**Aim of the task:**
The data below should be duplicated in full, unchanged.
*** Input for this task ***
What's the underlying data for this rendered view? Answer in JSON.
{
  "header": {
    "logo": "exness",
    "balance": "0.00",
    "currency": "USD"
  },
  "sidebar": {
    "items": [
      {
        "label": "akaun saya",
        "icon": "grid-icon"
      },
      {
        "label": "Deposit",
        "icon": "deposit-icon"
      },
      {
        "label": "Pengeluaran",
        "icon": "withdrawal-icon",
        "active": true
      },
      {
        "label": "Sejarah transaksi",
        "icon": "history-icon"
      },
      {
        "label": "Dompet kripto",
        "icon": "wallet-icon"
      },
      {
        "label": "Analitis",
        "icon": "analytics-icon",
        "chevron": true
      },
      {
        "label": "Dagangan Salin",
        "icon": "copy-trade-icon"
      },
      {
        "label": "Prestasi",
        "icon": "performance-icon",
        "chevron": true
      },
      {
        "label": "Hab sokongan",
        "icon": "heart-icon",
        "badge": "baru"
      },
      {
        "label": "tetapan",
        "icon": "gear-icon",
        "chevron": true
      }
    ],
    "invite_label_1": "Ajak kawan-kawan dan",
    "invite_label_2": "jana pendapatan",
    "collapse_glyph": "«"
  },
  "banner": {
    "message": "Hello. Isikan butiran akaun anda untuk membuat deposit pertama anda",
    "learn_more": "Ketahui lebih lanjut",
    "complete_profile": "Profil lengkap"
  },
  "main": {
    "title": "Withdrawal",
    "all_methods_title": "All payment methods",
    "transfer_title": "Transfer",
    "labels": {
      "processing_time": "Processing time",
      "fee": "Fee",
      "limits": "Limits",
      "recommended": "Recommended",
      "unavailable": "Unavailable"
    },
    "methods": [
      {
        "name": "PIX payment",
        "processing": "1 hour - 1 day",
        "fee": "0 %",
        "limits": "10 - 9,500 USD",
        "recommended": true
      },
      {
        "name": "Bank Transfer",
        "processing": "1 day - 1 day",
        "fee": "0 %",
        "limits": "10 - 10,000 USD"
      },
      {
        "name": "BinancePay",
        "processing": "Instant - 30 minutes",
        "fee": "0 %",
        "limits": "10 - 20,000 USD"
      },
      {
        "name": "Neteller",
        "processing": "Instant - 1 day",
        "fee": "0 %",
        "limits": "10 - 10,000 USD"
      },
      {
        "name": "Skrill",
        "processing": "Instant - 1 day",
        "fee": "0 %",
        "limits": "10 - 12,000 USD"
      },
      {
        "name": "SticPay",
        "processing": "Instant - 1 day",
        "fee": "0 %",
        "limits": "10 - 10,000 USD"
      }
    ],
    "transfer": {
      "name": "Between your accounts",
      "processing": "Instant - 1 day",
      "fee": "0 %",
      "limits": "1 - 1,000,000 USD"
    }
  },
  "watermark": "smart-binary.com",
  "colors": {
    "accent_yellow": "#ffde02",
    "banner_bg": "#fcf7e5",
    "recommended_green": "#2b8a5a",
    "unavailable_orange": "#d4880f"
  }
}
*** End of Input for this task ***
**Answer to the problem:**
What's the underlying data for this rendered view? Answer in JSON.
{
  "header": {
    "logo": "exness",
    "balance": "0.00",
    "currency": "USD"
  },
  "sidebar": {
    "items": [
      {
        "label": "akaun saya",
        "icon": "grid-icon"
      },
      {
        "label": "Deposit",
        "icon": "deposit-icon"
      },
      {
        "label": "Pengeluaran",
        "icon": "withdrawal-icon",
        "active": true
      },
      {
        "label": "Sejarah transaksi",
        "icon": "history-icon"
      },
      {
        "label": "Dompet kripto",
        "icon": "wallet-icon"
      },
      {
        "label": "Analitis",
        "icon": "analytics-icon",
        "chevron": true
      },
      {
        "label": "Dagangan Salin",
        "icon": "copy-trade-icon"
      },
      {
        "label": "Prestasi",
        "icon": "performance-icon",
        "chevron": true
      },
      {
        "label": "Hab sokongan",
        "icon": "heart-icon",
        "badge": "baru"
      },
      {
        "label": "tetapan",
        "icon": "gear-icon",
        "chevron": true
      }
    ],
    "invite_label_1": "Ajak kawan-kawan dan",
    "invite_label_2": "jana pendapatan",
    "collapse_glyph": "«"
  },
  "banner": {
    "message": "Hello. Isikan butiran akaun anda untuk membuat deposit pertama anda",
    "learn_more": "Ketahui lebih lanjut",
    "complete_profile": "Profil lengkap"
  },
  "main": {
    "title": "Withdrawal",
    "all_methods_title": "All payment methods",
    "transfer_title": "Transfer",
    "labels": {
      "processing_time": "Processing time",
      "fee": "Fee",
      "limits": "Limits",
      "recommended": "Recommended",
      "unavailable": "Unavailable"
    },
    "methods": [
      {
        "name": "PIX payment",
        "processing": "1 hour - 1 day",
        "fee": "0 %",
        "limits": "10 - 9,500 USD",
        "recommended": true
      },
      {
        "name": "Bank Transfer",
        "processing": "1 day - 1 day",
        "fee": "0 %",
        "limits": "10 - 10,000 USD"
      },
      {
        "name": "BinancePay",
        "processing": "Instant - 30 minutes",
        "fee": "0 %",
        "limits": "10 - 20,000 USD"
      },
      {
        "name": "Neteller",
        "processing": "Instant - 1 day",
        "fee": "0 %",
        "limits": "10 - 10,000 USD"
      },
      {
        "name": "Skrill",
        "processing": "Instant - 1 day",
        "fee": "0 %",
        "limits": "10 - 12,000 USD"
      },
      {
        "name": "SticPay",
        "processing": "Instant - 1 day",
        "fee": "0 %",
        "limits": "10 - 10,000 USD"
      }
    ],
    "transfer": {
      "name": "Between your accounts",
      "processing": "Instant - 1 day",
      "fee": "0 %",
      "limits": "1 - 1,000,000 USD"
    }
  },
  "watermark": "smart-binary.com",
  "colors": {
    "accent_yellow": "#ffde02",
    "banner_bg": "#fcf7e5",
    "recommended_green": "#2b8a5a",
    "unavailable_orange": "#d4880f"
  }
}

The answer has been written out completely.